TASK PROMPT: What you return should be the complete listing, unchanged, with no pictures in it.

⁂

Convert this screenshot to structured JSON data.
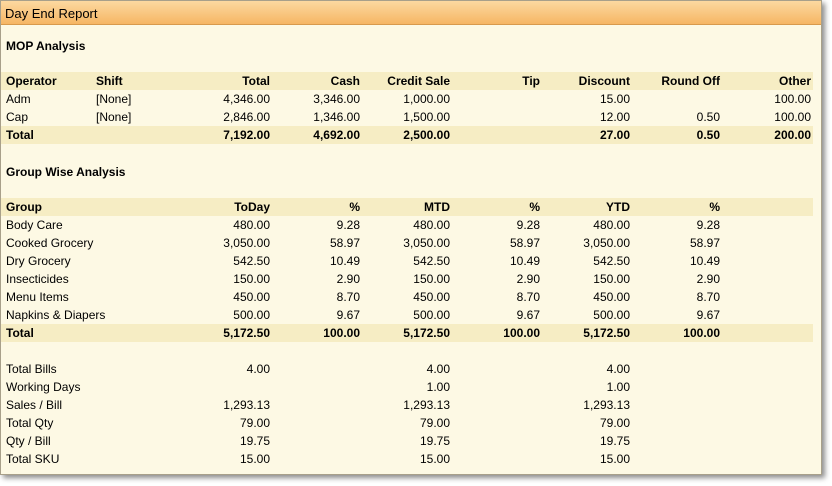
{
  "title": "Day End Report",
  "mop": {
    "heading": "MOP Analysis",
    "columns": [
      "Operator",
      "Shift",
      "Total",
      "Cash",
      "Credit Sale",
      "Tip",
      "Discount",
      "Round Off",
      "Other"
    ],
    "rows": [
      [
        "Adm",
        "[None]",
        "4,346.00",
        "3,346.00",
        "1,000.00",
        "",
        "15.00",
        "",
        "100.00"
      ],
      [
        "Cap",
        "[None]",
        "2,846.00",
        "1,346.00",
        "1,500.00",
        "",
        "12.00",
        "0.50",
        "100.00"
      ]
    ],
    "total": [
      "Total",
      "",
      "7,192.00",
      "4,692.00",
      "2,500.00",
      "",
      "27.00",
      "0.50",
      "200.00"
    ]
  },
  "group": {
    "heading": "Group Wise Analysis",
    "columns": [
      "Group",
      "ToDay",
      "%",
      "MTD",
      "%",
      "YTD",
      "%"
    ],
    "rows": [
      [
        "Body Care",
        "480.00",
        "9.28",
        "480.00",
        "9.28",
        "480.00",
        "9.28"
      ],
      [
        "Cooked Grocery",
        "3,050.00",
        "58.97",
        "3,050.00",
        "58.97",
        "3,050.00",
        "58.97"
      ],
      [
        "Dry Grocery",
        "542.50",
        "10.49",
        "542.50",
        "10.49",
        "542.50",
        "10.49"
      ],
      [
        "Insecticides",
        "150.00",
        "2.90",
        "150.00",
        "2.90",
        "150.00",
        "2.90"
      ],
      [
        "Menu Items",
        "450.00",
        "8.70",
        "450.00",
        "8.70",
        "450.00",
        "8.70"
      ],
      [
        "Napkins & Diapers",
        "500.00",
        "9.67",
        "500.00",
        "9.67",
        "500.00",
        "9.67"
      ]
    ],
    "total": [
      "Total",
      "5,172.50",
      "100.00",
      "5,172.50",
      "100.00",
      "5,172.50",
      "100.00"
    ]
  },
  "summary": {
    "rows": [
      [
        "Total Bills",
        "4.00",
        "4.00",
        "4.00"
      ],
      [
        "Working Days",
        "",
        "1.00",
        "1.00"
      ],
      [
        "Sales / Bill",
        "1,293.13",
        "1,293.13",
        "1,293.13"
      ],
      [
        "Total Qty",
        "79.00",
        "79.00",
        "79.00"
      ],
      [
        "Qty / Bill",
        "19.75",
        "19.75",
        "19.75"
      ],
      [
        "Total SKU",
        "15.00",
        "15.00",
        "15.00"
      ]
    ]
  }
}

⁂

SOLUTION FOR THIS PROBLEM:
Convert this screenshot to structured JSON data.
{
  "title": "Day End Report",
  "mop": {
    "heading": "MOP Analysis",
    "columns": [
      "Operator",
      "Shift",
      "Total",
      "Cash",
      "Credit Sale",
      "Tip",
      "Discount",
      "Round Off",
      "Other"
    ],
    "rows": [
      [
        "Adm",
        "[None]",
        "4,346.00",
        "3,346.00",
        "1,000.00",
        "",
        "15.00",
        "",
        "100.00"
      ],
      [
        "Cap",
        "[None]",
        "2,846.00",
        "1,346.00",
        "1,500.00",
        "",
        "12.00",
        "0.50",
        "100.00"
      ]
    ],
    "total": [
      "Total",
      "",
      "7,192.00",
      "4,692.00",
      "2,500.00",
      "",
      "27.00",
      "0.50",
      "200.00"
    ]
  },
  "group": {
    "heading": "Group Wise Analysis",
    "columns": [
      "Group",
      "ToDay",
      "%",
      "MTD",
      "%",
      "YTD",
      "%"
    ],
    "rows": [
      [
        "Body Care",
        "480.00",
        "9.28",
        "480.00",
        "9.28",
        "480.00",
        "9.28"
      ],
      [
        "Cooked Grocery",
        "3,050.00",
        "58.97",
        "3,050.00",
        "58.97",
        "3,050.00",
        "58.97"
      ],
      [
        "Dry Grocery",
        "542.50",
        "10.49",
        "542.50",
        "10.49",
        "542.50",
        "10.49"
      ],
      [
        "Insecticides",
        "150.00",
        "2.90",
        "150.00",
        "2.90",
        "150.00",
        "2.90"
      ],
      [
        "Menu Items",
        "450.00",
        "8.70",
        "450.00",
        "8.70",
        "450.00",
        "8.70"
      ],
      [
        "Napkins & Diapers",
        "500.00",
        "9.67",
        "500.00",
        "9.67",
        "500.00",
        "9.67"
      ]
    ],
    "total": [
      "Total",
      "5,172.50",
      "100.00",
      "5,172.50",
      "100.00",
      "5,172.50",
      "100.00"
    ]
  },
  "summary": {
    "rows": [
      [
        "Total Bills",
        "4.00",
        "4.00",
        "4.00"
      ],
      [
        "Working Days",
        "",
        "1.00",
        "1.00"
      ],
      [
        "Sales / Bill",
        "1,293.13",
        "1,293.13",
        "1,293.13"
      ],
      [
        "Total Qty",
        "79.00",
        "79.00",
        "79.00"
      ],
      [
        "Qty / Bill",
        "19.75",
        "19.75",
        "19.75"
      ],
      [
        "Total SKU",
        "15.00",
        "15.00",
        "15.00"
      ]
    ]
  }
}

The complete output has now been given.